Because the material must match the original, reproduce every line of it exactly.

═════ EXTRACTED INFORMATION

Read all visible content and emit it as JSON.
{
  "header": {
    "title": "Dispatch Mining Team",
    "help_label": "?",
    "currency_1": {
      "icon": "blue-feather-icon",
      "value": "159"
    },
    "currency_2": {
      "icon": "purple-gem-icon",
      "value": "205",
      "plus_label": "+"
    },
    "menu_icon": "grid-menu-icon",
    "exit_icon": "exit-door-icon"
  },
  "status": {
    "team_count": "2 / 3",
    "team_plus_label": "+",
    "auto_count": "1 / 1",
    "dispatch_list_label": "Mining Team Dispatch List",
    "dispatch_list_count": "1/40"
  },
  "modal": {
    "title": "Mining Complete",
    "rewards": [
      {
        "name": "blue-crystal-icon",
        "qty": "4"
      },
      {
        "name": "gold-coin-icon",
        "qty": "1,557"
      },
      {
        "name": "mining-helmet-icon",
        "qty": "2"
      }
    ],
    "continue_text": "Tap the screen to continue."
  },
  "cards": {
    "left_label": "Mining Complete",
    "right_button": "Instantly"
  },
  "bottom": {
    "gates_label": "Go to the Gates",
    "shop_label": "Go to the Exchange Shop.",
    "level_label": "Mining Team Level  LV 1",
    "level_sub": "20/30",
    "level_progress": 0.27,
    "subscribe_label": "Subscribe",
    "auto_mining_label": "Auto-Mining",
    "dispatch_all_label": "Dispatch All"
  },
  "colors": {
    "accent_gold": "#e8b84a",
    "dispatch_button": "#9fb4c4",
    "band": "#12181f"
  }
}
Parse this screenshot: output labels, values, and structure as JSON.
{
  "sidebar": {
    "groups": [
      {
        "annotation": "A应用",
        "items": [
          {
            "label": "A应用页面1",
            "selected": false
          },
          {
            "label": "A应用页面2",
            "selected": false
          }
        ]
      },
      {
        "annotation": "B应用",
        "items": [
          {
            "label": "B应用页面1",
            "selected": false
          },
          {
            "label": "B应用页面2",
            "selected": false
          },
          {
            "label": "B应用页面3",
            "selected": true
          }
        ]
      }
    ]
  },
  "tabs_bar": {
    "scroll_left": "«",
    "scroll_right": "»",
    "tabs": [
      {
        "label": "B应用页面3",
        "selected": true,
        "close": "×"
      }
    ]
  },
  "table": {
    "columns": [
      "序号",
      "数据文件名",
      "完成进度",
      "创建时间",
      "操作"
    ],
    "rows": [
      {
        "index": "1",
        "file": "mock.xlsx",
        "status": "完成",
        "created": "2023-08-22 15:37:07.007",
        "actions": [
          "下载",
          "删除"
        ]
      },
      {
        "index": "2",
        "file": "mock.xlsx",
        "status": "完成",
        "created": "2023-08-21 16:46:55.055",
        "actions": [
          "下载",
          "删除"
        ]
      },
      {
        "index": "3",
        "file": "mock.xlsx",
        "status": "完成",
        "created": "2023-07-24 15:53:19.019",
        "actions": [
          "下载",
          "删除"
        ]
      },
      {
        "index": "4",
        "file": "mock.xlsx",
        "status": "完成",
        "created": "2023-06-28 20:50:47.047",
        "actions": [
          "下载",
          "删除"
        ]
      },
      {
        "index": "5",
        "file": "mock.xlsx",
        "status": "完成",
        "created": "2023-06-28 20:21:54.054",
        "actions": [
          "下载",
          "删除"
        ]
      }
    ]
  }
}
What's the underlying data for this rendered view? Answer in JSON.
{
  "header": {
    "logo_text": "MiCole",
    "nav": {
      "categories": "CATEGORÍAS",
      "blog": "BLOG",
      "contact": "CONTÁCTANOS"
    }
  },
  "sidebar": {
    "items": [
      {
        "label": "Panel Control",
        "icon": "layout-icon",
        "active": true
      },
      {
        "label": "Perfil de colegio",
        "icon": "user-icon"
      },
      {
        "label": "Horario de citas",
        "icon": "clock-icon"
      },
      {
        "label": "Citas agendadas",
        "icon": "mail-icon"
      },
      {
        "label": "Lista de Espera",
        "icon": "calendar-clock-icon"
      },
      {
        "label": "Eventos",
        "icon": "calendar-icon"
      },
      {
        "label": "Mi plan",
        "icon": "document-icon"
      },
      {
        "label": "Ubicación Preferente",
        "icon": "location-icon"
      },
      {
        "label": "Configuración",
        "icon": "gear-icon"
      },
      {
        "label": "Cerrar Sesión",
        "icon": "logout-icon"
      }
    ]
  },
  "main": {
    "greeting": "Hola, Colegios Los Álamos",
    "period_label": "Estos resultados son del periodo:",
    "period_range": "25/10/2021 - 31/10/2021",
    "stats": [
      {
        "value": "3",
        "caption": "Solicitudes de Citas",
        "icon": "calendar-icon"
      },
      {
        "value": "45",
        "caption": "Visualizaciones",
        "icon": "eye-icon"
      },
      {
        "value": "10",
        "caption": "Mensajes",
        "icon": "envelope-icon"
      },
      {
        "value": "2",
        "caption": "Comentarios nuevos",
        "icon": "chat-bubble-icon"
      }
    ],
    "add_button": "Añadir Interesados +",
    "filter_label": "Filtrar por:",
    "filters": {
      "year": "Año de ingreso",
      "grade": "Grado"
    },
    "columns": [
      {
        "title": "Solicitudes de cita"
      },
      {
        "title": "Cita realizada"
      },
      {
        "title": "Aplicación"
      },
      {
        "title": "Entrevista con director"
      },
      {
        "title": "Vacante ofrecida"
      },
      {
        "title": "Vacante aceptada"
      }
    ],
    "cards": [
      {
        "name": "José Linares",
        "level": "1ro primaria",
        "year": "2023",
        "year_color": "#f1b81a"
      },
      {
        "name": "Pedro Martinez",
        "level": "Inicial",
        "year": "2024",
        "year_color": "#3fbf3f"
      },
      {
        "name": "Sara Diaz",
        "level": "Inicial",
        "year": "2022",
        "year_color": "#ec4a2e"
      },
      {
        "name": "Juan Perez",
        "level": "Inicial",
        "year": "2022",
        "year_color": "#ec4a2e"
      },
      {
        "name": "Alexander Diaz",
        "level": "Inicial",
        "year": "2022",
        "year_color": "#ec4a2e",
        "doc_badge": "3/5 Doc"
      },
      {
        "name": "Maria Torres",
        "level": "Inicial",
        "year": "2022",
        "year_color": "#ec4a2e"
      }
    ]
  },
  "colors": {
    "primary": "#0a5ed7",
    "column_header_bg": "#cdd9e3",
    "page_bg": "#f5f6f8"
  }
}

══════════

ANSWER TO THE EXERCISE:
Read all visible content and emit it as JSON.
{
  "header": {
    "title": "Dispatch Mining Team",
    "help_label": "?",
    "currency_1": {
      "icon": "blue-feather-icon",
      "value": "159"
    },
    "currency_2": {
      "icon": "purple-gem-icon",
      "value": "205",
      "plus_label": "+"
    },
    "menu_icon": "grid-menu-icon",
    "exit_icon": "exit-door-icon"
  },
  "status": {
    "team_count": "2 / 3",
    "team_plus_label": "+",
    "auto_count": "1 / 1",
    "dispatch_list_label": "Mining Team Dispatch List",
    "dispatch_list_count": "1/40"
  },
  "modal": {
    "title": "Mining Complete",
    "rewards": [
      {
        "name": "blue-crystal-icon",
        "qty": "4"
      },
      {
        "name": "gold-coin-icon",
        "qty": "1,557"
      },
      {
        "name": "mining-helmet-icon",
        "qty": "2"
      }
    ],
    "continue_text": "Tap the screen to continue."
  },
  "cards": {
    "left_label": "Mining Complete",
    "right_button": "Instantly"
  },
  "bottom": {
    "gates_label": "Go to the Gates",
    "shop_label": "Go to the Exchange Shop.",
    "level_label": "Mining Team Level  LV 1",
    "level_sub": "20/30",
    "level_progress": 0.27,
    "subscribe_label": "Subscribe",
    "auto_mining_label": "Auto-Mining",
    "dispatch_all_label": "Dispatch All"
  },
  "colors": {
    "accent_gold": "#e8b84a",
    "dispatch_button": "#9fb4c4",
    "band": "#12181f"
  }
}
Parse this screenshot: output labels, values, and structure as JSON.
{
  "sidebar": {
    "groups": [
      {
        "annotation": "A应用",
        "items": [
          {
            "label": "A应用页面1",
            "selected": false
          },
          {
            "label": "A应用页面2",
            "selected": false
          }
        ]
      },
      {
        "annotation": "B应用",
        "items": [
          {
            "label": "B应用页面1",
            "selected": false
          },
          {
            "label": "B应用页面2",
            "selected": false
          },
          {
            "label": "B应用页面3",
            "selected": true
          }
        ]
      }
    ]
  },
  "tabs_bar": {
    "scroll_left": "«",
    "scroll_right": "»",
    "tabs": [
      {
        "label": "B应用页面3",
        "selected": true,
        "close": "×"
      }
    ]
  },
  "table": {
    "columns": [
      "序号",
      "数据文件名",
      "完成进度",
      "创建时间",
      "操作"
    ],
    "rows": [
      {
        "index": "1",
        "file": "mock.xlsx",
        "status": "完成",
        "created": "2023-08-22 15:37:07.007",
        "actions": [
          "下载",
          "删除"
        ]
      },
      {
        "index": "2",
        "file": "mock.xlsx",
        "status": "完成",
        "created": "2023-08-21 16:46:55.055",
        "actions": [
          "下载",
          "删除"
        ]
      },
      {
        "index": "3",
        "file": "mock.xlsx",
        "status": "完成",
        "created": "2023-07-24 15:53:19.019",
        "actions": [
          "下载",
          "删除"
        ]
      },
      {
        "index": "4",
        "file": "mock.xlsx",
        "status": "完成",
        "created": "2023-06-28 20:50:47.047",
        "actions": [
          "下载",
          "删除"
        ]
      },
      {
        "index": "5",
        "file": "mock.xlsx",
        "status": "完成",
        "created": "2023-06-28 20:21:54.054",
        "actions": [
          "下载",
          "删除"
        ]
      }
    ]
  }
}
What's the underlying data for this rendered view? Answer in JSON.
{
  "header": {
    "logo_text": "MiCole",
    "nav": {
      "categories": "CATEGORÍAS",
      "blog": "BLOG",
      "contact": "CONTÁCTANOS"
    }
  },
  "sidebar": {
    "items": [
      {
        "label": "Panel Control",
        "icon": "layout-icon",
        "active": true
      },
      {
        "label": "Perfil de colegio",
        "icon": "user-icon"
      },
      {
        "label": "Horario de citas",
        "icon": "clock-icon"
      },
      {
        "label": "Citas agendadas",
        "icon": "mail-icon"
      },
      {
        "label": "Lista de Espera",
        "icon": "calendar-clock-icon"
      },
      {
        "label": "Eventos",
        "icon": "calendar-icon"
      },
      {
        "label": "Mi plan",
        "icon": "document-icon"
      },
      {
        "label": "Ubicación Preferente",
        "icon": "location-icon"
      },
      {
        "label": "Configuración",
        "icon": "gear-icon"
      },
      {
        "label": "Cerrar Sesión",
        "icon": "logout-icon"
      }
    ]
  },
  "main": {
    "greeting": "Hola, Colegios Los Álamos",
    "period_label": "Estos resultados son del periodo:",
    "period_range": "25/10/2021 - 31/10/2021",
    "stats": [
      {
        "value": "3",
        "caption": "Solicitudes de Citas",
        "icon": "calendar-icon"
      },
      {
        "value": "45",
        "caption": "Visualizaciones",
        "icon": "eye-icon"
      },
      {
        "value": "10",
        "caption": "Mensajes",
        "icon": "envelope-icon"
      },
      {
        "value": "2",
        "caption": "Comentarios nuevos",
        "icon": "chat-bubble-icon"
      }
    ],
    "add_button": "Añadir Interesados +",
    "filter_label": "Filtrar por:",
    "filters": {
      "year": "Año de ingreso",
      "grade": "Grado"
    },
    "columns": [
      {
        "title": "Solicitudes de cita"
      },
      {
        "title": "Cita realizada"
      },
      {
        "title": "Aplicación"
      },
      {
        "title": "Entrevista con director"
      },
      {
        "title": "Vacante ofrecida"
      },
      {
        "title": "Vacante aceptada"
      }
    ],
    "cards": [
      {
        "name": "José Linares",
        "level": "1ro primaria",
        "year": "2023",
        "year_color": "#f1b81a"
      },
      {
        "name": "Pedro Martinez",
        "level": "Inicial",
        "year": "2024",
        "year_color": "#3fbf3f"
      },
      {
        "name": "Sara Diaz",
        "level": "Inicial",
        "year": "2022",
        "year_color": "#ec4a2e"
      },
      {
        "name": "Juan Perez",
        "level": "Inicial",
        "year": "2022",
        "year_color": "#ec4a2e"
      },
      {
        "name": "Alexander Diaz",
        "level": "Inicial",
        "year": "2022",
        "year_color": "#ec4a2e",
        "doc_badge": "3/5 Doc"
      },
      {
        "name": "Maria Torres",
        "level": "Inicial",
        "year": "2022",
        "year_color": "#ec4a2e"
      }
    ]
  },
  "colors": {
    "primary": "#0a5ed7",
    "column_header_bg": "#cdd9e3",
    "page_bg": "#f5f6f8"
  }
}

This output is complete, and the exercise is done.